Instructions to follow:
Read the data and repeat all of it exactly.

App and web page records
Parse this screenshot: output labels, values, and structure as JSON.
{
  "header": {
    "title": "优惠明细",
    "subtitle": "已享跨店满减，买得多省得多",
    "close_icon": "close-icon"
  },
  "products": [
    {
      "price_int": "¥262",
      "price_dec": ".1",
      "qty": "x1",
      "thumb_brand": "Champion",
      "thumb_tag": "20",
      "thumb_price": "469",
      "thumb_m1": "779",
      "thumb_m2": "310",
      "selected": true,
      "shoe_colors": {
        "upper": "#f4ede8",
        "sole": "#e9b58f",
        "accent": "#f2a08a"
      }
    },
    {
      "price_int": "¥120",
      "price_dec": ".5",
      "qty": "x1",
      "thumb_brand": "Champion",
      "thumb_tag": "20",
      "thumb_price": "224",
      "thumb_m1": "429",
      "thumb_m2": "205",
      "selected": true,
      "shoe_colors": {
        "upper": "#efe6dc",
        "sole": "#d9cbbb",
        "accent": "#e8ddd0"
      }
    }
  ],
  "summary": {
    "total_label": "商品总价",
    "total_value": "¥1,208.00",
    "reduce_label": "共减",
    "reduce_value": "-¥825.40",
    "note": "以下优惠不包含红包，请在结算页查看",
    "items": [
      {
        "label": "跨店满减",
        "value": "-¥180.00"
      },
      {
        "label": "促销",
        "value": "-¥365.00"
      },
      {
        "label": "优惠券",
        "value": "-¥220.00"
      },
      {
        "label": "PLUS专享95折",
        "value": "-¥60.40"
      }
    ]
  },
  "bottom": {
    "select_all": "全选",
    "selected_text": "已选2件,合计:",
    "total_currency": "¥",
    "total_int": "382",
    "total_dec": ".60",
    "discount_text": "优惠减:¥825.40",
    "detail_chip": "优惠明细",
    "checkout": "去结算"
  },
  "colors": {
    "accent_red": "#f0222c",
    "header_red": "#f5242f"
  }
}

Final answer:
Parse this screenshot: output labels, values, and structure as JSON.
{
  "header": {
    "title": "优惠明细",
    "subtitle": "已享跨店满减，买得多省得多",
    "close_icon": "close-icon"
  },
  "products": [
    {
      "price_int": "¥262",
      "price_dec": ".1",
      "qty": "x1",
      "thumb_brand": "Champion",
      "thumb_tag": "20",
      "thumb_price": "469",
      "thumb_m1": "779",
      "thumb_m2": "310",
      "selected": true,
      "shoe_colors": {
        "upper": "#f4ede8",
        "sole": "#e9b58f",
        "accent": "#f2a08a"
      }
    },
    {
      "price_int": "¥120",
      "price_dec": ".5",
      "qty": "x1",
      "thumb_brand": "Champion",
      "thumb_tag": "20",
      "thumb_price": "224",
      "thumb_m1": "429",
      "thumb_m2": "205",
      "selected": true,
      "shoe_colors": {
        "upper": "#efe6dc",
        "sole": "#d9cbbb",
        "accent": "#e8ddd0"
      }
    }
  ],
  "summary": {
    "total_label": "商品总价",
    "total_value": "¥1,208.00",
    "reduce_label": "共减",
    "reduce_value": "-¥825.40",
    "note": "以下优惠不包含红包，请在结算页查看",
    "items": [
      {
        "label": "跨店满减",
        "value": "-¥180.00"
      },
      {
        "label": "促销",
        "value": "-¥365.00"
      },
      {
        "label": "优惠券",
        "value": "-¥220.00"
      },
      {
        "label": "PLUS专享95折",
        "value": "-¥60.40"
      }
    ]
  },
  "bottom": {
    "select_all": "全选",
    "selected_text": "已选2件,合计:",
    "total_currency": "¥",
    "total_int": "382",
    "total_dec": ".60",
    "discount_text": "优惠减:¥825.40",
    "detail_chip": "优惠明细",
    "checkout": "去结算"
  },
  "colors": {
    "accent_red": "#f0222c",
    "header_red": "#f5242f"
  }
}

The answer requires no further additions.